:: Task data ::
BEGIN

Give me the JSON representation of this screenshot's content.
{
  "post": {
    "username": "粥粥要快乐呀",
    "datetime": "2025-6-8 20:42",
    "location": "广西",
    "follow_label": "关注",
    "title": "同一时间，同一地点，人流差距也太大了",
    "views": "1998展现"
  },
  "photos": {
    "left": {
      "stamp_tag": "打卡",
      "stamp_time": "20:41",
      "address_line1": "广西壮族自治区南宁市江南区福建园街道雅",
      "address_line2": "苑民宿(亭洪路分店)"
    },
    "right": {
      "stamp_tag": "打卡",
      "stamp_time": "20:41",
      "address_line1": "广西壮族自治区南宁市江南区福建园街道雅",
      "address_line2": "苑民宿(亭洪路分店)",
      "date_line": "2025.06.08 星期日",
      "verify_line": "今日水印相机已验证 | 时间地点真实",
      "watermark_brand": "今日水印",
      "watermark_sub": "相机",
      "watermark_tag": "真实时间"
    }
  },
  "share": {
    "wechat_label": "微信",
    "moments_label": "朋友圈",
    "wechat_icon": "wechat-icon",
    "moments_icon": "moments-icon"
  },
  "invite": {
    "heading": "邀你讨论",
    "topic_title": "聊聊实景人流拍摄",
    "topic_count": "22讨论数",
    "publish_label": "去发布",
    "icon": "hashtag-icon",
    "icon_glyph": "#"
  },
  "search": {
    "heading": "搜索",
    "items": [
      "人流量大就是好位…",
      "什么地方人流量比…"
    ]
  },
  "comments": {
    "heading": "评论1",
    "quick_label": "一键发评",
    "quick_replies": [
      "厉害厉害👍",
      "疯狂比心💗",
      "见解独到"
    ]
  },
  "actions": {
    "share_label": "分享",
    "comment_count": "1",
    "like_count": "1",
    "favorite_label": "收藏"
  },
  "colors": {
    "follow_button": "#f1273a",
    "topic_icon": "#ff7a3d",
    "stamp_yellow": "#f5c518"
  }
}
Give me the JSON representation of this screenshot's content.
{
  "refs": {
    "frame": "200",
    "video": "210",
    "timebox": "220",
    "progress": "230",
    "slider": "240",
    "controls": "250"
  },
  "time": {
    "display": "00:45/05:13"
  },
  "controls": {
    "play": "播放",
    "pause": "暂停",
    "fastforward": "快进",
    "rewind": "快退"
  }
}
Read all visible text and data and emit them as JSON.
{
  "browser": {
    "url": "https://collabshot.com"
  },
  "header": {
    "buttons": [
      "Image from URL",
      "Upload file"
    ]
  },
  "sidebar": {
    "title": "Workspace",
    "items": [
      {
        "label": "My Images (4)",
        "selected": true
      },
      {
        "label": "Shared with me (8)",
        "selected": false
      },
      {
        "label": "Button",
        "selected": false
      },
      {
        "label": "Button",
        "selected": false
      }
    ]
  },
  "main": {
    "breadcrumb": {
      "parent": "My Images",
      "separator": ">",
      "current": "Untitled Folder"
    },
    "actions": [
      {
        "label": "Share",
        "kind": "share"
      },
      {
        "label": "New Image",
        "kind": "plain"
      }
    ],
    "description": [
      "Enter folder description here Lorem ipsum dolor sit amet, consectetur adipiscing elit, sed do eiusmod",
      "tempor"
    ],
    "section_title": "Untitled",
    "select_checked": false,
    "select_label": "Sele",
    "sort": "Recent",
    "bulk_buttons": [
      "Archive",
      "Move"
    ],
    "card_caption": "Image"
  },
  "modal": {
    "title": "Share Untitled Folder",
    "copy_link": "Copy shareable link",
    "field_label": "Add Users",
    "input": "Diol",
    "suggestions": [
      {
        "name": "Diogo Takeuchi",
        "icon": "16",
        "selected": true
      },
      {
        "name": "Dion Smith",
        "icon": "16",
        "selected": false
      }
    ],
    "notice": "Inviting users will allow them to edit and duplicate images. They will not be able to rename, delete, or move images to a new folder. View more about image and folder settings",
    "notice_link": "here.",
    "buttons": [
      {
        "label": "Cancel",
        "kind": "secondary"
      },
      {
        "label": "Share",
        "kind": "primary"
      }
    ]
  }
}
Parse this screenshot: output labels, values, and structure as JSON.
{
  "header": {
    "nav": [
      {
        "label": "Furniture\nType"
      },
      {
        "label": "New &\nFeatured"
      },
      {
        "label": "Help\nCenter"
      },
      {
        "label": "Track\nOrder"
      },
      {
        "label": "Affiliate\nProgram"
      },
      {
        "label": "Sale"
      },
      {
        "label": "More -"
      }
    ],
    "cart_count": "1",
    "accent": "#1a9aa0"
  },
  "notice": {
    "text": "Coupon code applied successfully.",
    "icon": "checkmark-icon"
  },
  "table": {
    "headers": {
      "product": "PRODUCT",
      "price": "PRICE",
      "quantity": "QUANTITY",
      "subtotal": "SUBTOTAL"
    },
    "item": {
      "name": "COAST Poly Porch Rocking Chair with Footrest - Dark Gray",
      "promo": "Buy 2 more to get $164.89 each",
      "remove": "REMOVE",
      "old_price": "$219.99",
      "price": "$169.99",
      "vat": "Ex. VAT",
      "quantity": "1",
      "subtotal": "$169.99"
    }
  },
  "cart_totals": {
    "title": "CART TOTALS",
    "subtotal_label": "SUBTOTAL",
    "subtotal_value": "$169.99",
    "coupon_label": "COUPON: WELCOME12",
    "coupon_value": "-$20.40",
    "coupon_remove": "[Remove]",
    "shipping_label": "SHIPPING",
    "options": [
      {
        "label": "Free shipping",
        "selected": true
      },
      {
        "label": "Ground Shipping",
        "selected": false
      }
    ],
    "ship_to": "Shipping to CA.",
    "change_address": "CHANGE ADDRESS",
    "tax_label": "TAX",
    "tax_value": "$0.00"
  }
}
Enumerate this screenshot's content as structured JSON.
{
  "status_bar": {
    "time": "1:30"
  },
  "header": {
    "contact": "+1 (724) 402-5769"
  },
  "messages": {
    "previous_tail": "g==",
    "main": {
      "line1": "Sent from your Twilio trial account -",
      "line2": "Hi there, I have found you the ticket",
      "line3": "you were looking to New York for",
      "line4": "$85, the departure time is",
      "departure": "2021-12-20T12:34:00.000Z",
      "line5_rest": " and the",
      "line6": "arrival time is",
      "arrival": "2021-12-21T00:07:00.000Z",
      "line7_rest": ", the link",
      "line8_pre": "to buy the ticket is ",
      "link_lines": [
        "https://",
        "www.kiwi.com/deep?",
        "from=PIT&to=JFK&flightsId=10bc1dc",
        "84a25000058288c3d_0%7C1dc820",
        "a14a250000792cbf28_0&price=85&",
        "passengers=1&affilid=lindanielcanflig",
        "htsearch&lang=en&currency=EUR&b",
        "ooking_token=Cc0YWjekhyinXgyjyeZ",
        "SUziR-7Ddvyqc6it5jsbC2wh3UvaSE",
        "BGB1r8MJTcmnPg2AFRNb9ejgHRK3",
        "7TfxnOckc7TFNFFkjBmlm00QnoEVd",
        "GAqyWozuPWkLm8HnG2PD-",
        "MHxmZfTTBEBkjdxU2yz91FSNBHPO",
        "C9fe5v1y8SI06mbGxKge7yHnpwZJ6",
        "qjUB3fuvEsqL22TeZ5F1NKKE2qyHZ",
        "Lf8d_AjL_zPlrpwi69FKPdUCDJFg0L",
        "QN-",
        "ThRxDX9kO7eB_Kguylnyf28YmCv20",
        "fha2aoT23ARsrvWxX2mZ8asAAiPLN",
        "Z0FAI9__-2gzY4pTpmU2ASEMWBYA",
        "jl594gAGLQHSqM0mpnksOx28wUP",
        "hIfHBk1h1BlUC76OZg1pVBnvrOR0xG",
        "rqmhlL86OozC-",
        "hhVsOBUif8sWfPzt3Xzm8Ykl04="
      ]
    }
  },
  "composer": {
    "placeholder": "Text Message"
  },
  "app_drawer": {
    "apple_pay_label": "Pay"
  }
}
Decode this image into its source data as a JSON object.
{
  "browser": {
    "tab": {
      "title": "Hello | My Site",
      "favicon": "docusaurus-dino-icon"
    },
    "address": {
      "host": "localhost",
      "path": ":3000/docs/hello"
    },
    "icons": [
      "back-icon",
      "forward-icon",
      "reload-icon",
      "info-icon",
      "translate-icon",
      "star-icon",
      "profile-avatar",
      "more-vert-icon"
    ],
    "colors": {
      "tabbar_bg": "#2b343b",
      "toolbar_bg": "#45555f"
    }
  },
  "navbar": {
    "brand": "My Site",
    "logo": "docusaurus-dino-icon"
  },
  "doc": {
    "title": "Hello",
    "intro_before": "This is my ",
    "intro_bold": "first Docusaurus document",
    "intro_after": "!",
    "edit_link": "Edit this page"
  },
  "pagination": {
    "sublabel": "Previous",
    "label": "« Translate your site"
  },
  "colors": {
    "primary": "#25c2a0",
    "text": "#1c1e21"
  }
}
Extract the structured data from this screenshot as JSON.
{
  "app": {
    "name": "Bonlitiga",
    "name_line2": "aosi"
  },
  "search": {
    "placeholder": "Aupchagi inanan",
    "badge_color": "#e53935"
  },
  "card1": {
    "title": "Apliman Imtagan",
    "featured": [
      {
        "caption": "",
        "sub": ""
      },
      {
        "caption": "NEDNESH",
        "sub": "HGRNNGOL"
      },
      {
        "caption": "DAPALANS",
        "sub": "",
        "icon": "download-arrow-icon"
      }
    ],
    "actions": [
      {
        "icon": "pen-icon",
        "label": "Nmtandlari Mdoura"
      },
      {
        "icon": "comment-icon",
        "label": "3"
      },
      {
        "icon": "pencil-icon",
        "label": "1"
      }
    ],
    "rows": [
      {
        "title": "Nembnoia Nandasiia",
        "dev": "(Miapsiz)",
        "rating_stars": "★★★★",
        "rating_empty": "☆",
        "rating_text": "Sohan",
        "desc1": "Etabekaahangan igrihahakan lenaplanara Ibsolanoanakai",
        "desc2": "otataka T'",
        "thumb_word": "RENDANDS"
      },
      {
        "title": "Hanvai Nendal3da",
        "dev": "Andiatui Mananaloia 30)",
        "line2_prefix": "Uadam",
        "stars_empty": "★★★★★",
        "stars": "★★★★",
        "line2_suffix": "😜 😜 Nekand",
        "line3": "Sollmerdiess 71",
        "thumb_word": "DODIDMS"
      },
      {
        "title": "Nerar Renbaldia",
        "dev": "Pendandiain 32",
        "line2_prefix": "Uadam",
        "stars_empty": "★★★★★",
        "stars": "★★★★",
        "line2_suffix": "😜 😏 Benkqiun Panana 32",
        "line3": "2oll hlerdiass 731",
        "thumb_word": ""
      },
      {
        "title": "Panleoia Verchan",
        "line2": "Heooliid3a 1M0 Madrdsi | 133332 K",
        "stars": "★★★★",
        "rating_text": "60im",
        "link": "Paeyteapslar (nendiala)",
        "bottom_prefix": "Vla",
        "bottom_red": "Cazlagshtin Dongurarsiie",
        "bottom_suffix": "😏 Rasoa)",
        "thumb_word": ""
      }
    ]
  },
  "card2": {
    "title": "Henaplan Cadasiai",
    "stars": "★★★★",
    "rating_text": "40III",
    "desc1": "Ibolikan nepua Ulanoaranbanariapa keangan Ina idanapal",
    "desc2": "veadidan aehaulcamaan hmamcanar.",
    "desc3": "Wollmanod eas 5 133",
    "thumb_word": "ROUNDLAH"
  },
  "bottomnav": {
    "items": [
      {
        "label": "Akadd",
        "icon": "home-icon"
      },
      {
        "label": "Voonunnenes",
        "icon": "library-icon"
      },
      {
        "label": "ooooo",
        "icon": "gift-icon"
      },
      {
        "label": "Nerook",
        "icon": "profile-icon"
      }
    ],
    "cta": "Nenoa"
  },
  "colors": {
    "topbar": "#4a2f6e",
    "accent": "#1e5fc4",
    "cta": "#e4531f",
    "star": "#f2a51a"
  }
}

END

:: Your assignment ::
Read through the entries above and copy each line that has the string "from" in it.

:: Solution for this problem ::
      "Image from URL",
      "line1": "Sent from your Twilio trial account -",
        "from=PIT&to=JFK&flightsId=10bc1dc",
Extract the structured data from this screenshot as JSON.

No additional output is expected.